### Task directions
Tally how many lines of these entries hold the string "supported". Return the number alone.
Segment Start: Input for this task
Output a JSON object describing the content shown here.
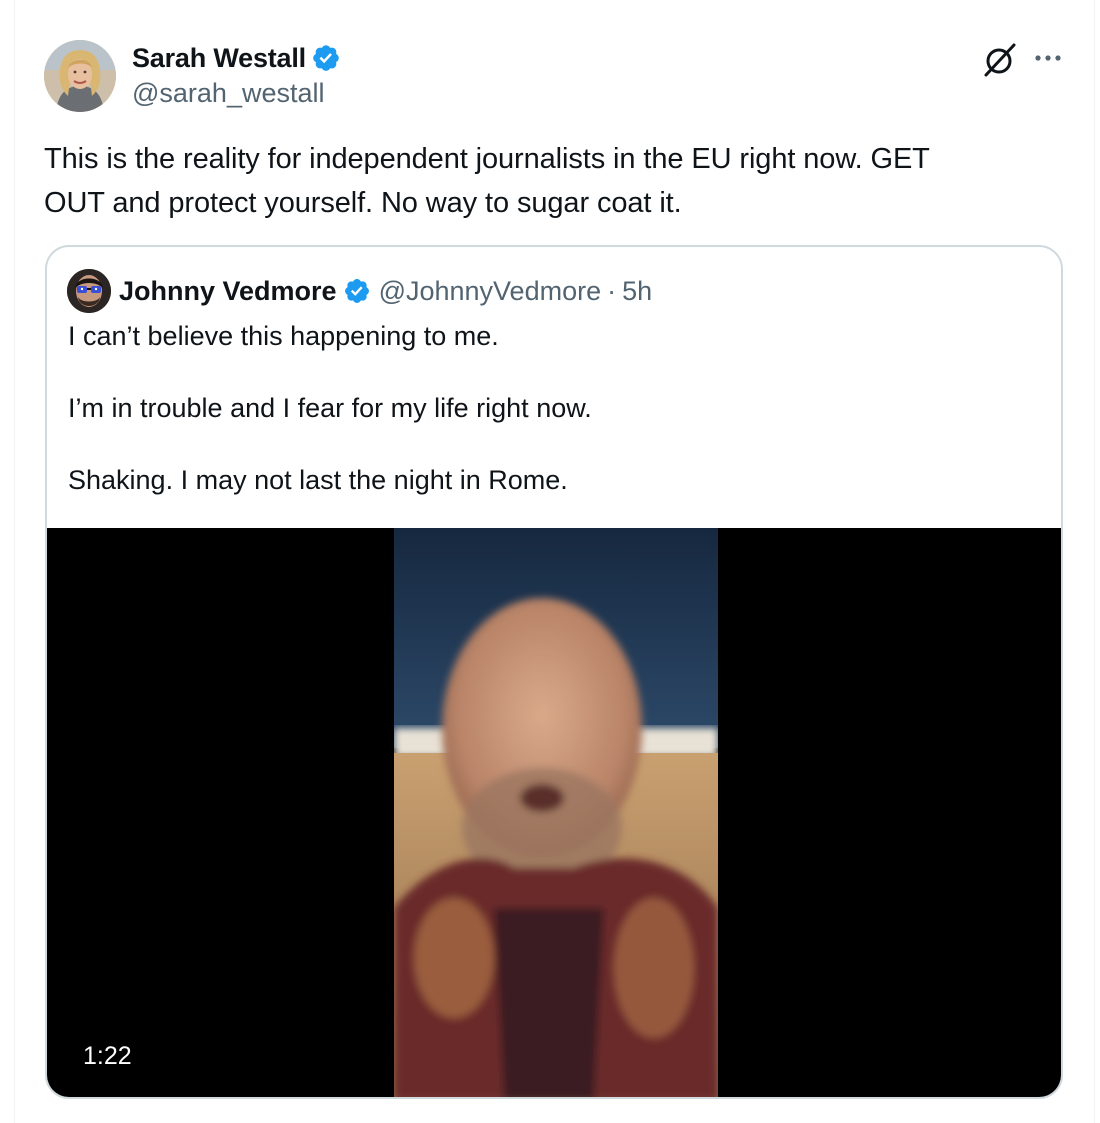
{
  "tweet": {
    "author": {
      "name": "Sarah Westall",
      "handle": "@sarah_westall",
      "verified": true
    },
    "text": [
      "This is the reality for independent journalists in the EU right now. GET",
      "OUT and protect yourself. No way to sugar coat it."
    ],
    "actions": {
      "grok_icon": "grok-icon",
      "more_icon": "more-icon"
    }
  },
  "quote": {
    "author": {
      "name": "Johnny Vedmore",
      "handle": "@JohnnyVedmore",
      "verified": true
    },
    "separator": "·",
    "time": "5h",
    "lines": [
      "I can’t believe this happening to me.",
      "I’m in trouble and I fear for my life right now.",
      "Shaking. I may not last the night in Rome."
    ],
    "media": {
      "type": "video",
      "duration": "1:22"
    }
  },
  "colors": {
    "text_primary": "#0f1419",
    "text_secondary": "#536471",
    "verified_blue": "#1d9bf0",
    "border": "#cfd9de"
  }
}
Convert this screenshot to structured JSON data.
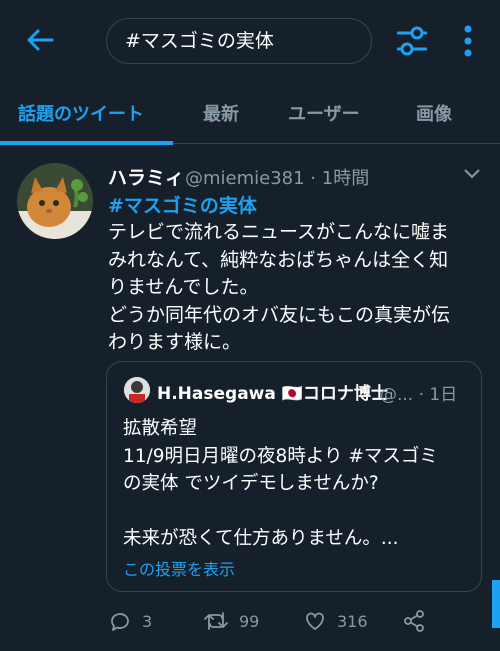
{
  "colors": {
    "background": "#15202b",
    "accent": "#1da1f2",
    "muted": "#8899a6",
    "border": "#38444d"
  },
  "header": {
    "back_icon": "arrow-left-icon",
    "search_value": "#マスゴミの実体",
    "filter_icon": "sliders-icon",
    "more_icon": "vertical-dots-icon"
  },
  "tabs": [
    {
      "label": "話題のツイート",
      "active": true
    },
    {
      "label": "最新",
      "active": false
    },
    {
      "label": "ユーザー",
      "active": false
    },
    {
      "label": "画像",
      "active": false
    }
  ],
  "tweet": {
    "display_name": "ハラミィ",
    "handle_time": "@miemie381 · 1時間",
    "hashtag": "#マスゴミの実体",
    "body_lines": [
      "テレビで流れるニュースがこんなに嘘ま",
      "みれなんて、純粋なおばちゃんは全く知",
      "りませんでした。",
      "どうか同年代のオバ友にもこの真実が伝",
      "わります様に。"
    ],
    "quoted": {
      "display_name": "H.Hasegawa 🇯🇵コロナ博士",
      "handle_time": "@... · 1日",
      "body_lines": [
        "拡散希望",
        "11/9明日月曜の夜8時より #マスゴミ",
        "の実体 でツイデモしませんか?",
        "",
        "未来が恐くて仕方ありません。..."
      ],
      "poll_link": "この投票を表示"
    },
    "actions": {
      "reply_count": "3",
      "retweet_count": "99",
      "like_count": "316"
    }
  }
}
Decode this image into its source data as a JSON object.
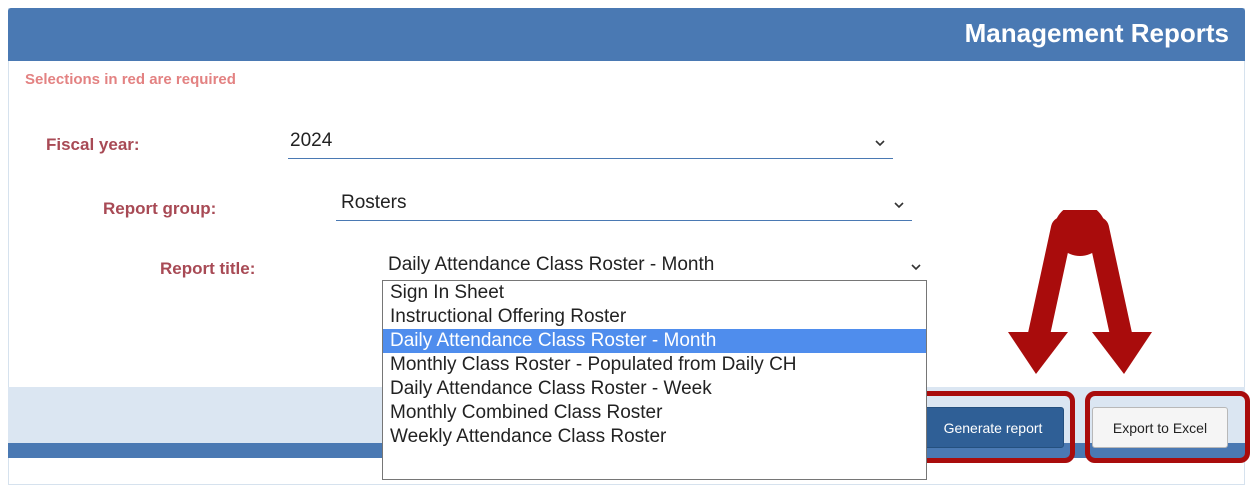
{
  "header": {
    "title": "Management Reports"
  },
  "required_note": "Selections in red are required",
  "form": {
    "fiscal_year": {
      "label": "Fiscal year:",
      "value": "2024"
    },
    "report_group": {
      "label": "Report group:",
      "value": "Rosters"
    },
    "report_title": {
      "label": "Report title:",
      "value": "Daily Attendance Class Roster - Month"
    }
  },
  "dropdown": {
    "options": [
      "Sign In Sheet",
      "Instructional Offering Roster",
      "Daily Attendance Class Roster - Month",
      "Monthly Class Roster - Populated from Daily CH",
      "Daily Attendance Class Roster - Week",
      "Monthly Combined Class Roster",
      "Weekly Attendance Class Roster"
    ],
    "selected_index": 2
  },
  "buttons": {
    "generate": "Generate report",
    "export": "Export to Excel"
  },
  "colors": {
    "header": "#4a79b3",
    "label": "#a84a55",
    "required_note": "#e38282",
    "annotation": "#a90c0c",
    "option_highlight": "#4f8ded"
  },
  "icons": {
    "select_chevron": "chevron-down-icon",
    "annotation_arrows": "red-arrows-annotation"
  }
}
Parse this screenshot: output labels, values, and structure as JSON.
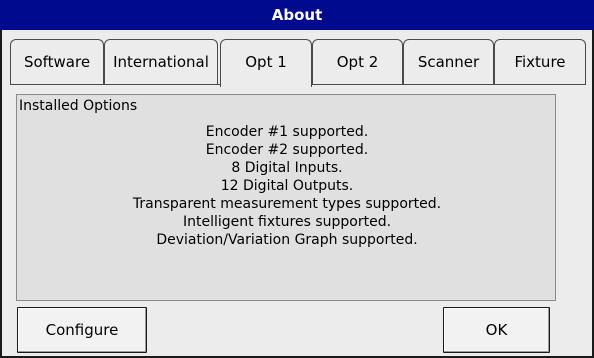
{
  "window": {
    "title": "About"
  },
  "tabs": [
    {
      "label": "Software",
      "active": false
    },
    {
      "label": "International",
      "active": false
    },
    {
      "label": "Opt 1",
      "active": true
    },
    {
      "label": "Opt 2",
      "active": false
    },
    {
      "label": "Scanner",
      "active": false
    },
    {
      "label": "Fixture",
      "active": false
    }
  ],
  "panel": {
    "title": "Installed Options",
    "items": [
      "Encoder #1 supported.",
      "Encoder #2 supported.",
      "8 Digital Inputs.",
      "12 Digital Outputs.",
      "Transparent measurement types supported.",
      "Intelligent fixtures supported.",
      "Deviation/Variation Graph supported."
    ]
  },
  "buttons": {
    "configure_label": "Configure",
    "ok_label": "OK"
  },
  "colors": {
    "titlebar": "#000a8c",
    "background": "#ececec"
  }
}
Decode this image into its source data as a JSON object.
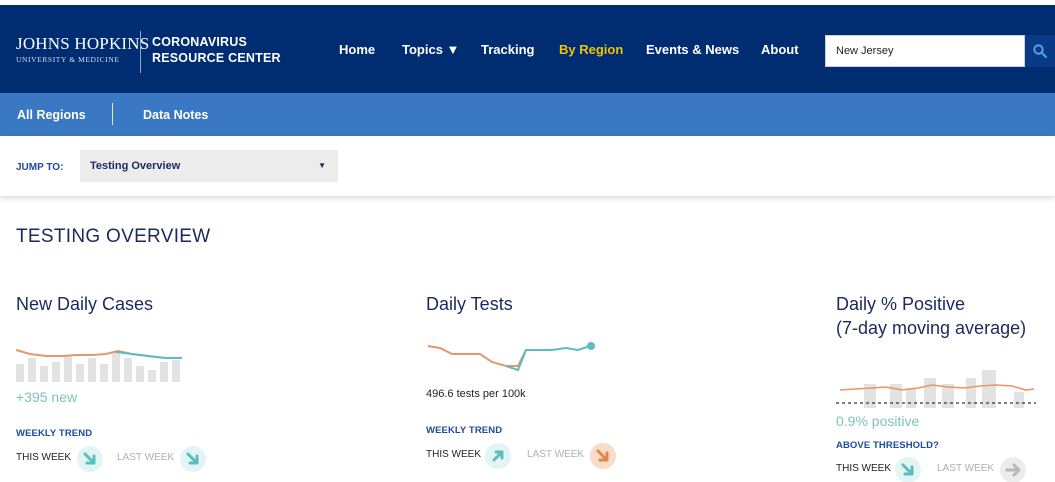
{
  "header": {
    "logo_line1": "JOHNS HOPKINS",
    "logo_line2": "UNIVERSITY & MEDICINE",
    "brand_line1": "CORONAVIRUS",
    "brand_line2": "RESOURCE CENTER",
    "nav": [
      {
        "label": "Home",
        "active": false
      },
      {
        "label": "Topics ▼",
        "active": false
      },
      {
        "label": "Tracking",
        "active": false
      },
      {
        "label": "By Region",
        "active": true
      },
      {
        "label": "Events & News",
        "active": false
      },
      {
        "label": "About",
        "active": false
      }
    ],
    "search_value": "New Jersey",
    "search_icon": "search-icon"
  },
  "subnav": {
    "items": [
      "All Regions",
      "Data Notes"
    ]
  },
  "jump": {
    "label": "JUMP TO:",
    "selected": "Testing Overview",
    "caret": "▼"
  },
  "section_title": "TESTING OVERVIEW",
  "cards": [
    {
      "title": "New Daily Cases",
      "stat": "+395 new",
      "trend_label": "WEEKLY TREND",
      "this_week": "THIS WEEK",
      "last_week": "LAST WEEK"
    },
    {
      "title": "Daily Tests",
      "stat": "496.6 tests per 100k",
      "trend_label": "WEEKLY TREND",
      "this_week": "THIS WEEK",
      "last_week": "LAST WEEK"
    },
    {
      "title_line1": "Daily % Positive",
      "title_line2": "(7-day moving average)",
      "stat": "0.9% positive",
      "trend_label": "ABOVE THRESHOLD?",
      "this_week": "THIS WEEK",
      "last_week": "LAST WEEK"
    }
  ],
  "colors": {
    "navy": "#002d72",
    "blue": "#3a78c3",
    "gold": "#f1c400",
    "teal": "#5bbdbd",
    "orange": "#e8956a",
    "bar_gray": "#e2e2e2"
  }
}
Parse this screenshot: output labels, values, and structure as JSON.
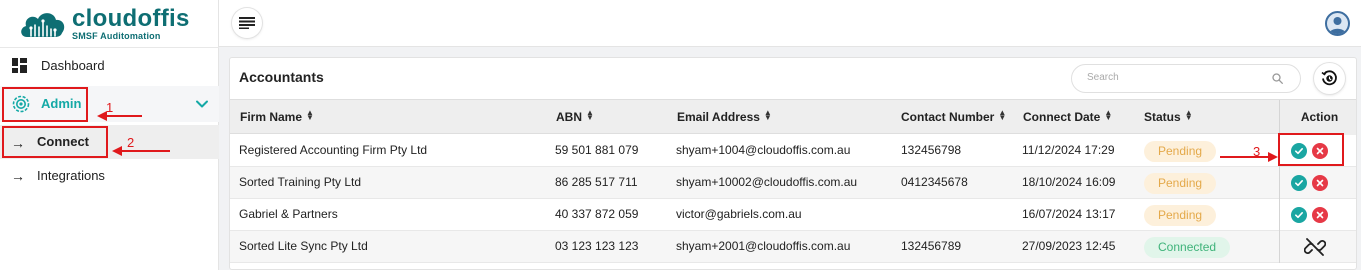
{
  "brand": {
    "name": "cloudoffis",
    "tagline": "SMSF Auditomation",
    "color": "#0e6e73"
  },
  "sidebar": {
    "items": [
      {
        "label": "Dashboard",
        "icon": "dashboard-grid-icon"
      },
      {
        "label": "Admin",
        "icon": "gear-icon",
        "expanded": true,
        "active": true
      },
      {
        "label": "Connect",
        "icon": "arrow-right-icon",
        "selected": true
      },
      {
        "label": "Integrations",
        "icon": "arrow-right-icon"
      }
    ]
  },
  "topbar": {
    "menu_icon": "hamburger-menu-icon",
    "avatar_icon": "user-avatar-icon"
  },
  "accountants": {
    "title": "Accountants",
    "search_placeholder": "Search",
    "columns": [
      "Firm Name",
      "ABN",
      "Email Address",
      "Contact Number",
      "Connect Date",
      "Status"
    ],
    "action_header": "Action",
    "rows": [
      {
        "firm": "Registered Accounting Firm Pty Ltd",
        "abn": "59 501 881 079",
        "email": "shyam+1004@cloudoffis.com.au",
        "contact": "132456798",
        "date": "11/12/2024 17:29",
        "status": "Pending"
      },
      {
        "firm": "Sorted Training Pty Ltd",
        "abn": "86 285 517 711",
        "email": "shyam+10002@cloudoffis.com.au",
        "contact": "0412345678",
        "date": "18/10/2024 16:09",
        "status": "Pending"
      },
      {
        "firm": "Gabriel & Partners",
        "abn": "40 337 872 059",
        "email": "victor@gabriels.com.au",
        "contact": "",
        "date": "16/07/2024 13:17",
        "status": "Pending"
      },
      {
        "firm": "Sorted Lite Sync Pty Ltd",
        "abn": "03 123 123 123",
        "email": "shyam+2001@cloudoffis.com.au",
        "contact": "132456789",
        "date": "27/09/2023 12:45",
        "status": "Connected"
      }
    ]
  },
  "annotations": {
    "one": "1",
    "two": "2",
    "three": "3"
  },
  "colors": {
    "accent": "#14a9a6",
    "annotation": "#e0191c",
    "pending": "#e4a94a",
    "connected": "#3fb37a",
    "reject": "#e63946"
  }
}
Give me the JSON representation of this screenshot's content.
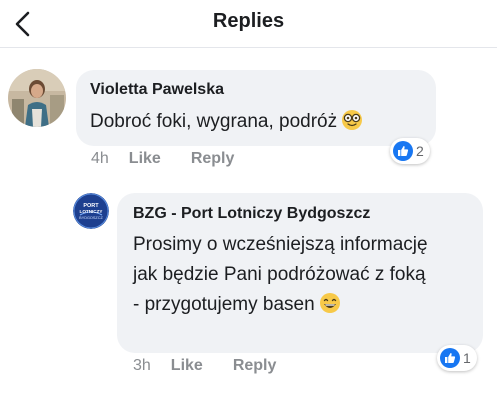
{
  "header": {
    "title": "Replies",
    "back_icon": "chevron-left-icon"
  },
  "colors": {
    "like_blue": "#1877f2",
    "bubble_bg": "#f0f2f5",
    "meta_gray": "#8a8d91",
    "text_dark": "#1c1e21"
  },
  "comments": [
    {
      "author": "Violetta Pawelska",
      "text": "Dobroć foki, wygrana, podróż",
      "emoji": "nerd-glasses-emoji",
      "time": "4h",
      "like_label": "Like",
      "reply_label": "Reply",
      "reaction_count": "2"
    },
    {
      "author": "BZG - Port Lotniczy Bydgoszcz",
      "text": "Prosimy o wcześniejszą informację jak będzie Pani podróżować z foką - przygotujemy basen",
      "emoji": "grinning-smile-emoji",
      "time": "3h",
      "like_label": "Like",
      "reply_label": "Reply",
      "reaction_count": "1",
      "avatar_logo_text": [
        "PORT",
        "LOTNICZY",
        "BYDGOSZCZ"
      ]
    }
  ]
}
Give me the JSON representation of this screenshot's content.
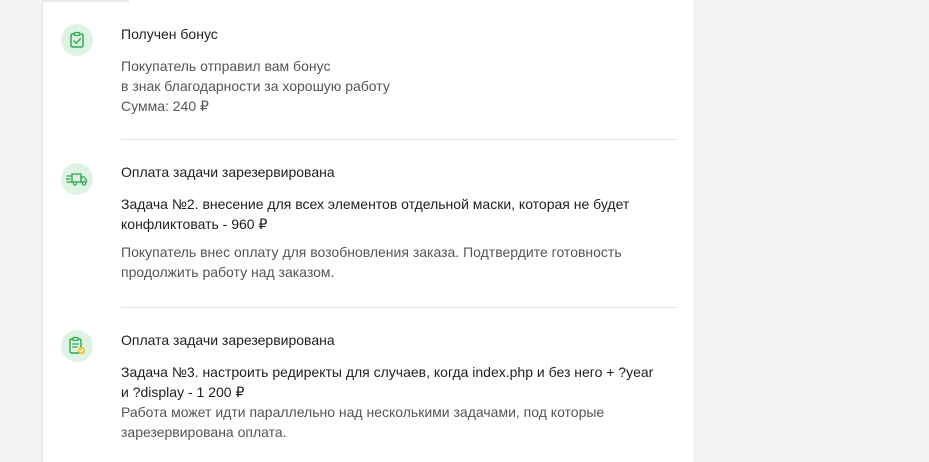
{
  "events": [
    {
      "icon": "clipboard-check-icon",
      "title": "Получен бонус",
      "lines": [
        "Покупатель отправил вам бонус",
        "в знак благодарности за хорошую работу",
        "Сумма: 240 ₽"
      ]
    },
    {
      "icon": "delivery-truck-icon",
      "title": "Оплата задачи зарезервирована",
      "task_lines": [
        "Задача №2. внесение для всех элементов отдельной маски, которая не будет",
        "конфликтовать - 960 ₽"
      ],
      "description_lines": [
        "Покупатель внес оплату для возобновления заказа. Подтвердите готовность",
        "продолжить работу над заказом."
      ]
    },
    {
      "icon": "clipboard-approved-icon",
      "title": "Оплата задачи зарезервирована",
      "task_lines": [
        "Задача №3. настроить редиректы для случаев, когда index.php и без него + ?year",
        "и ?display - 1 200 ₽"
      ],
      "description_lines": [
        "Работа может идти параллельно над несколькими задачами, под которые",
        "зарезервирована оплата."
      ]
    }
  ],
  "colors": {
    "icon_bg": "#dff3e4",
    "icon_stroke": "#2aa84a",
    "badge": "#f3c23a"
  }
}
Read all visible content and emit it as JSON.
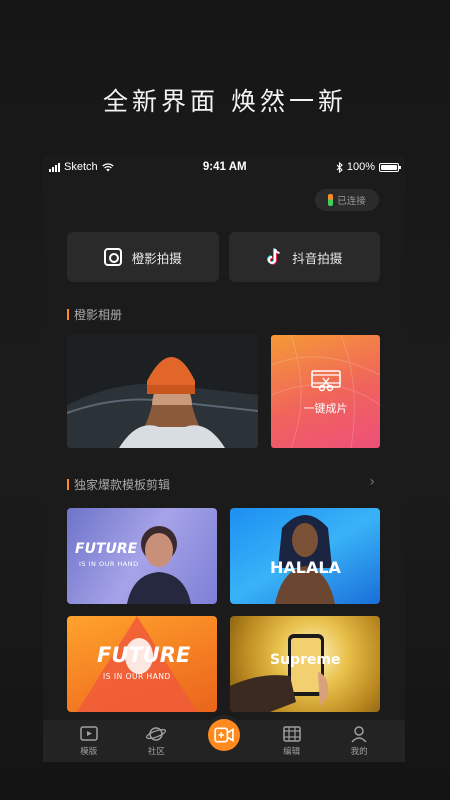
{
  "headline": "全新界面 焕然一新",
  "status_bar": {
    "carrier": "Sketch",
    "time": "9:41 AM",
    "battery": "100%"
  },
  "connection_badge": "已连接",
  "shoot_buttons": [
    {
      "label": "橙影拍摄",
      "icon": "camera-icon"
    },
    {
      "label": "抖音拍摄",
      "icon": "tiktok-icon"
    }
  ],
  "album_section": {
    "title": "橙影相册",
    "oneclick_label": "一键成片"
  },
  "template_section": {
    "title": "独家爆款模板剪辑",
    "templates": [
      {
        "title": "FUTURE",
        "subtitle": "IS IN OUR HAND"
      },
      {
        "title": "HALALA"
      },
      {
        "title": "FUTURE",
        "subtitle": "IS IN OUR HAND"
      },
      {
        "title": "Supreme"
      }
    ]
  },
  "tabbar": [
    {
      "label": "模版",
      "icon": "template-icon"
    },
    {
      "label": "社区",
      "icon": "planet-icon"
    },
    {
      "label": "",
      "icon": "add-video-icon"
    },
    {
      "label": "编辑",
      "icon": "film-icon"
    },
    {
      "label": "我的",
      "icon": "user-icon"
    }
  ],
  "colors": {
    "accent": "#ff8a1f",
    "background": "#1b1b1b",
    "card": "#2a2a2a"
  }
}
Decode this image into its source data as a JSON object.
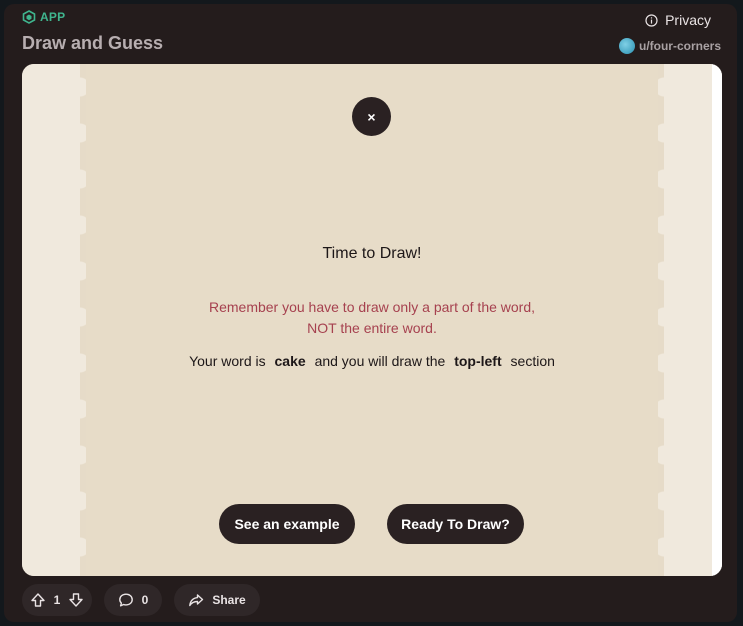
{
  "header": {
    "app_label": "APP",
    "title": "Draw and Guess",
    "privacy_label": "Privacy",
    "username": "u/four-corners"
  },
  "card": {
    "close_label": "×",
    "heading": "Time to Draw!",
    "note_line1": "Remember you have to draw only a part of the word,",
    "note_line2": "NOT the entire word.",
    "word_prefix": "Your word is",
    "word": "cake",
    "word_middle": "and you will draw the",
    "section": "top-left",
    "word_suffix": "section",
    "example_button": "See an example",
    "ready_button": "Ready To Draw?"
  },
  "actions": {
    "vote_count": "1",
    "comment_count": "0",
    "share_label": "Share"
  },
  "colors": {
    "app_accent": "#3fb58e",
    "card_bg": "#e7dcc8",
    "note_red": "#a6414f",
    "button_dark": "#2a2122"
  }
}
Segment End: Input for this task
### Task result
5